In the first comprehensive analysis of college enrollment of Los Angeles Unified School District graduates, UCLA and Claremont Graduate University researchers found that 70 percent of high school graduates enrolled in either two- or four-year colleges, but only 25 percent of graduates went on to earn a college degree within six years.
A separate, parallel study that focused on college readiness revealed that while over 75 percent of high school counselors say they have adequate information to help students complete college and financial aid applications, just 42 percent said they have enough time to provide students with the assistance they need.
Both studies were co-directed by Meredith Phillips, associate professor of public policy and sociology at the UCLA Luskin School of Public Affairs, and Kyo Yamashiro, associate professor of education at Claremont Graduate University.
“We hope these reports, taken together, contribute to a broader conversation about preparing L.A. Unified students for their postsecondary options and how the Los Angeles community can work together to ensure that more students enroll in college and complete a four-year degree,” Phillips said.
Among the key findings of the enrollment study:
- Seventy percent of 2014 LAUSD students enrolled in college within one year of high school graduation; college enrollment rates were similar for the classes of 2008 and 2013.
- Most college attendees went on to a second year of college.
- Only 25 percent of 2008 graduates had earned a college degree by 2014, six years after their high school graduation.
The researchers also found that L.A. Unified graduates were more likely to enroll in two-year colleges than four-year institutions, and that most of the 2008, 2013 and 2014 graduates enrolled in public colleges and universities in California.

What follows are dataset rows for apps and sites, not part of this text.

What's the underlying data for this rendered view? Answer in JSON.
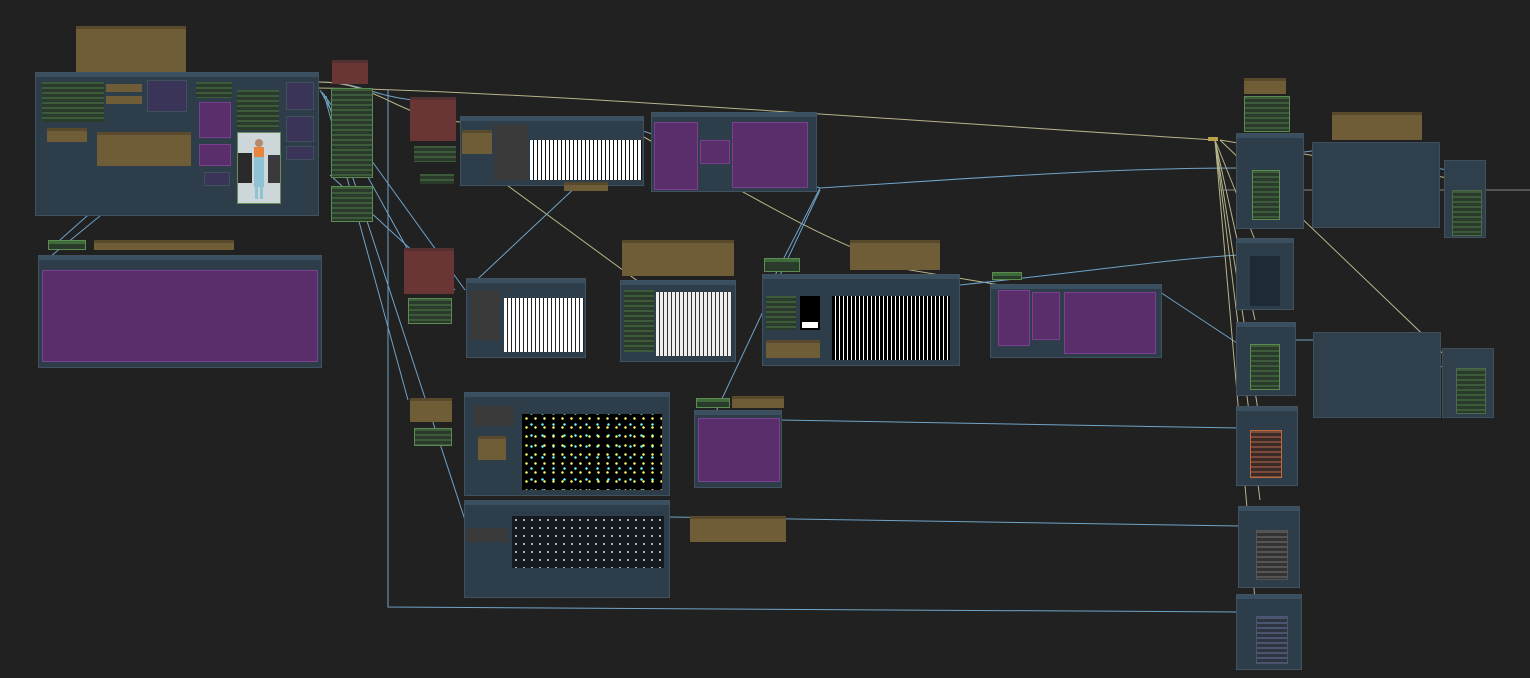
{
  "app": {
    "title": "",
    "canvas_background": "#212121"
  },
  "colors": {
    "group_fill": "#2d3d49",
    "note_fill": "#6f5d38",
    "red_node": "#6a3535",
    "green_node": "#3f6b3a",
    "purple_preview": "#5a2e6b",
    "link_blue": "#6fa3c8",
    "link_tan": "#b8b48a"
  },
  "icons": [
    "reference-photo-icon",
    "mask-preview-icon",
    "noise-preview-icon"
  ],
  "nodes": {
    "note_labels": [],
    "group_titles": []
  }
}
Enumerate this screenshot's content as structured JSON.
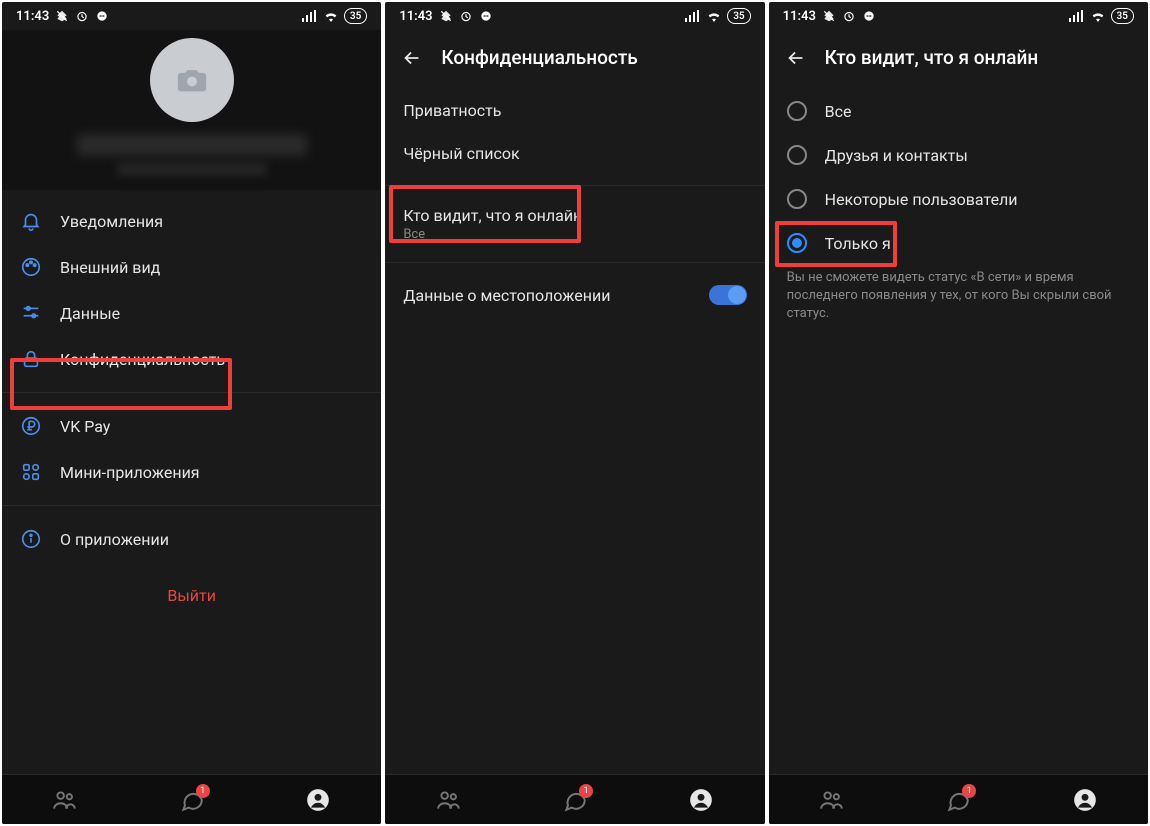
{
  "status": {
    "time": "11:43",
    "battery": "35"
  },
  "screen1": {
    "menu": {
      "notifications": "Уведомления",
      "appearance": "Внешний вид",
      "data": "Данные",
      "privacy": "Конфиденциальность",
      "vkpay": "VK Pay",
      "miniapps": "Мини-приложения",
      "about": "О приложении"
    },
    "logout": "Выйти"
  },
  "screen2": {
    "title": "Конфиденциальность",
    "items": {
      "privacy": "Приватность",
      "blacklist": "Чёрный список",
      "who_sees_online": "Кто видит, что я онлайн",
      "who_sees_online_sub": "Все",
      "location": "Данные о местоположении"
    }
  },
  "screen3": {
    "title": "Кто видит, что я онлайн",
    "options": {
      "all": "Все",
      "friends": "Друзья и контакты",
      "some": "Некоторые пользователи",
      "only_me": "Только я"
    },
    "hint": "Вы не сможете видеть статус «В сети» и время последнего появления у тех, от кого Вы скрыли свой статус."
  },
  "nav": {
    "badge": "1"
  }
}
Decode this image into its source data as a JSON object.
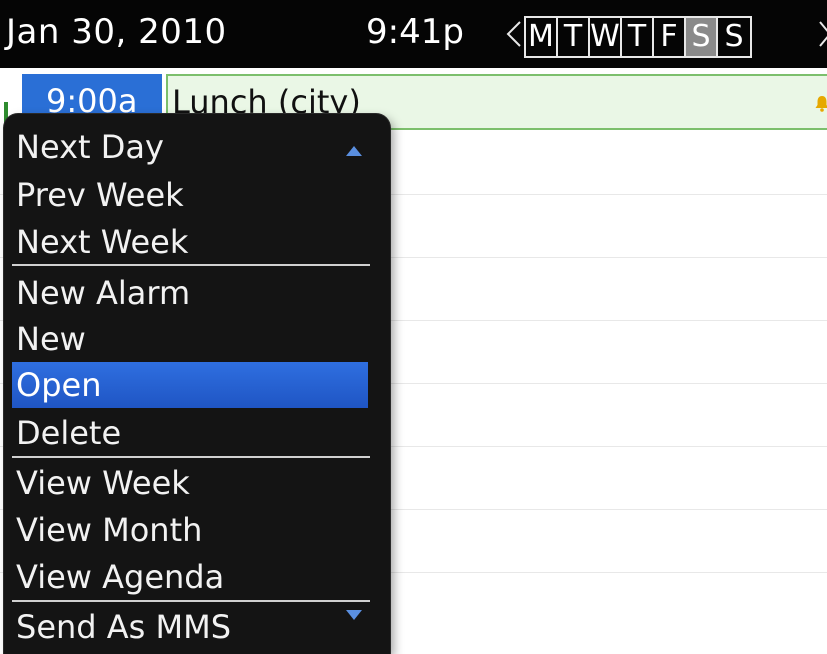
{
  "header": {
    "date": "Jan 30, 2010",
    "time": "9:41p",
    "weekdays": [
      "M",
      "T",
      "W",
      "T",
      "F",
      "S",
      "S"
    ],
    "selected_day_index": 5,
    "prev_icon": "chevron-left-icon",
    "next_icon": "chevron-right-icon"
  },
  "dayview": {
    "slot_time": "9:00a",
    "event": {
      "title": "Lunch (city)",
      "icon": "alarm-bell-icon"
    }
  },
  "menu": {
    "items": [
      {
        "label": "Next Day"
      },
      {
        "label": "Prev Week"
      },
      {
        "label": "Next Week"
      },
      {
        "label": "New Alarm"
      },
      {
        "label": "New"
      },
      {
        "label": "Open",
        "selected": true
      },
      {
        "label": "Delete"
      },
      {
        "label": "View Week"
      },
      {
        "label": "View Month"
      },
      {
        "label": "View Agenda"
      },
      {
        "label": "Send As MMS"
      }
    ],
    "scroll_up_icon": "scroll-up-arrow-icon",
    "scroll_down_icon": "scroll-down-arrow-icon"
  },
  "colors": {
    "header_bg": "#050505",
    "selection_blue": "#2a6fd6",
    "event_bg": "#eaf7e6",
    "event_border": "#7cbf6c",
    "menu_bg": "#141414",
    "alarm_icon": "#e6a800"
  }
}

About 8 percent of the class of 2014 enrolled in “very selective” four-year universities such as UCLA, UC Berkeley, Stanford and USC, or “selective” four-year universities such as Loyola Marymount University, UC Irvine, UC Santa Cruz and San Diego State University.
The study also revealed disparities based on gender and ethnicity, including that college enrollment, persistence and completion rates were lower for Filipino-American, African-American and Latino graduates than for white and Asian American graduate; and that women were more likely than their male classmates to enroll in, persist in and complete college.
An LAUSD official said the study’s recommendations align with the district’s new and ongoing efforts to ensure that students develop the skills and mindset to thrive in college and the workforce.
“We are passionate about continuing our work to foster a college-going climate in our schools and to strengthen our college planning and academic supports as we provide more robust counseling services for our students,” said Frances Gipson, the school district’s chief academic officer.
The college readiness study explores the prevalence of support for LAUSD high school students. Although more than 75 percent of counselors said they have adequate information to assist students with the college application and financial aid process, less than half said they have enough time to provide students with the individualized college application assistance they need. And counselors at 75 percent of schools reported that some students at their schools are not getting the help they need.
The study also found that counselors spend nearly the same amount of time coordinating academic testing and performing non-counseling activities as they do advising students about college and financial aid, and that most LAUSD schools rely on external firms to help them provide college application, financial aid and college enrollment assistance.
Learning more about disparities among students in their access to college readiness support is an important next step for improving college-going rates among LAUSD graduates, according to the study.
The researchers offer several recommendations for increasing schools’ capacity to meet students’ college counseling needs, including clarifying a common set of college counseling expectations by grade level, diversifying the type of school staff responsible for specific aspects of college counseling assistance, incorporating key college application tasks into required academic coursework and providing professional development specific to college counseling tasks.
Carrie Miller, a doctoral candidate at UCLA, co-authored the report on college readiness supports; Thomas Jacobson, a Luskin Master of Public Policy graduate and incoming doctoral student at UCLA, co-authored the report on college enrollment. Phillips, Yamashiro, Miller and Jacobson are all research collaborators with the Los Angeles Education Research Institute. Both studies were funded by a grant from the College Futures Foundation.